Source data:
----

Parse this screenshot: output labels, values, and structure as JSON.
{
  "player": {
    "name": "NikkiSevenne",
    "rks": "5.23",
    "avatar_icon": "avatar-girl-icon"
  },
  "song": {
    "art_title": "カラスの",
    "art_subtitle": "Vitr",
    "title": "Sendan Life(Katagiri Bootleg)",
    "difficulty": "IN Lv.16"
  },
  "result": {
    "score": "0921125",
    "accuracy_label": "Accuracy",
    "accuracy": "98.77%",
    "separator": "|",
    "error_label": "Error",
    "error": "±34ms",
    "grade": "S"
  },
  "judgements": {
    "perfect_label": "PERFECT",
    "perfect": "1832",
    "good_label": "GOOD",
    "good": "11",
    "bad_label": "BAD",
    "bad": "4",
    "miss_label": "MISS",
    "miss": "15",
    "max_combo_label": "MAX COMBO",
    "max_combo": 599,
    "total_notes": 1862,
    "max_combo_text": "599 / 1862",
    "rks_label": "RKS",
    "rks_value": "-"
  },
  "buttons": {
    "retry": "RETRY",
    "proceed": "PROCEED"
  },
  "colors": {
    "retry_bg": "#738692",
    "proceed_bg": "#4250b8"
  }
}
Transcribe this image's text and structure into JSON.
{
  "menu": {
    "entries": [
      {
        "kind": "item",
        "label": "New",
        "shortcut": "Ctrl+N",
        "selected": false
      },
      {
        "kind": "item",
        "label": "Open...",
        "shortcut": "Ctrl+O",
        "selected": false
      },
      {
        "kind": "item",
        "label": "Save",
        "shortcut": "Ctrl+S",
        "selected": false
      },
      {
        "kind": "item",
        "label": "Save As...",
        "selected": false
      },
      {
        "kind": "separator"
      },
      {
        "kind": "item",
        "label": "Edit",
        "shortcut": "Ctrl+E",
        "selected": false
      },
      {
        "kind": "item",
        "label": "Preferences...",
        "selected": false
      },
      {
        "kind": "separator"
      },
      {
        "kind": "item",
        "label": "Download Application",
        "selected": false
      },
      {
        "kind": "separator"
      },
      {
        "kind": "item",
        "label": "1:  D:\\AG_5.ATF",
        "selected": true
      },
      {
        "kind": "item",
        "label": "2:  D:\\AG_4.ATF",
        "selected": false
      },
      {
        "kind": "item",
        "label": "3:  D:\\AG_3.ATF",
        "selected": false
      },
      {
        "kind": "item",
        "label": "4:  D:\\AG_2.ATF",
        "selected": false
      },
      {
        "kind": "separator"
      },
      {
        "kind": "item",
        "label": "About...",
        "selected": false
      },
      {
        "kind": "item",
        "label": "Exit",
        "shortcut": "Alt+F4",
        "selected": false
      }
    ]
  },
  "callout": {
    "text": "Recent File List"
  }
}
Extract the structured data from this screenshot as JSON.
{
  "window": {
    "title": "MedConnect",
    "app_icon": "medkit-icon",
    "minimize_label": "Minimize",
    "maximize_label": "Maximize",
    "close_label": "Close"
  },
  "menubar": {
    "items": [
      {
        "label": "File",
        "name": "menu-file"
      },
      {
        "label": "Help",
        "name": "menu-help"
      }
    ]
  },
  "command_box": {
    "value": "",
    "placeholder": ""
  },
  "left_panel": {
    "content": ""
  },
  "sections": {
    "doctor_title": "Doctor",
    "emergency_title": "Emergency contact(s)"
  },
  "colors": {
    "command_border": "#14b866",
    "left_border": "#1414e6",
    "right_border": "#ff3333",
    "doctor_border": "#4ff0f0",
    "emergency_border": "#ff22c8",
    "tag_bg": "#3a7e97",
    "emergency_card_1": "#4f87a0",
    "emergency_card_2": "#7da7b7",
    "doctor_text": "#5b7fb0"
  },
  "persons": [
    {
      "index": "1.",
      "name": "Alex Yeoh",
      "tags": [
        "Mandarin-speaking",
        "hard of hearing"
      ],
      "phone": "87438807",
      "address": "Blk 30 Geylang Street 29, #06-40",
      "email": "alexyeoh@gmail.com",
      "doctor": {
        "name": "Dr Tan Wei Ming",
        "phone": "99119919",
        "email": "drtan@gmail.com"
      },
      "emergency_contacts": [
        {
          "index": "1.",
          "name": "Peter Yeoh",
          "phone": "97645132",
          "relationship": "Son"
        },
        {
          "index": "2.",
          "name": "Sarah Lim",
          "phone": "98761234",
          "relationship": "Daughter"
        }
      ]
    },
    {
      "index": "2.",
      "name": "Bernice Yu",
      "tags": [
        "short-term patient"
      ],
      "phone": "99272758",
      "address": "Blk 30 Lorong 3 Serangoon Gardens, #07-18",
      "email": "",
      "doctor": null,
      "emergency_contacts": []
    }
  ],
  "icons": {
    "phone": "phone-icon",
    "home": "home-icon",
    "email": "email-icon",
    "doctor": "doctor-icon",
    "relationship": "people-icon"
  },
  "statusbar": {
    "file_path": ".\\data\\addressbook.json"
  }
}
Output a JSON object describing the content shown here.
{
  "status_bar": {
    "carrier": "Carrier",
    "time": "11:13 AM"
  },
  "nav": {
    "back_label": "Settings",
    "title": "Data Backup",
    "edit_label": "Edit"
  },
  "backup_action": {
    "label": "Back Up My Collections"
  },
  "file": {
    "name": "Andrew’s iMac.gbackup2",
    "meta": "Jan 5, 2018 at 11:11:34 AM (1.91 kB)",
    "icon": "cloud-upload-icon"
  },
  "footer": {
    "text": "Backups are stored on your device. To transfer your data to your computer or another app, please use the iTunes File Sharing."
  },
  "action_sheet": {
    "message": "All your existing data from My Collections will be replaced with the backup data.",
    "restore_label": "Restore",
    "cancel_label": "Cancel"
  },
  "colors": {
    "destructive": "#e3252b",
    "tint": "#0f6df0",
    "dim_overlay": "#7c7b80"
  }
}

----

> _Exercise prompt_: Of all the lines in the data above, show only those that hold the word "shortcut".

> _Solution to this task_:
        "shortcut": "Ctrl+N",
        "shortcut": "Ctrl+O",
        "shortcut": "Ctrl+S",
        "shortcut": "Ctrl+E",
        "shortcut": "Alt+F4",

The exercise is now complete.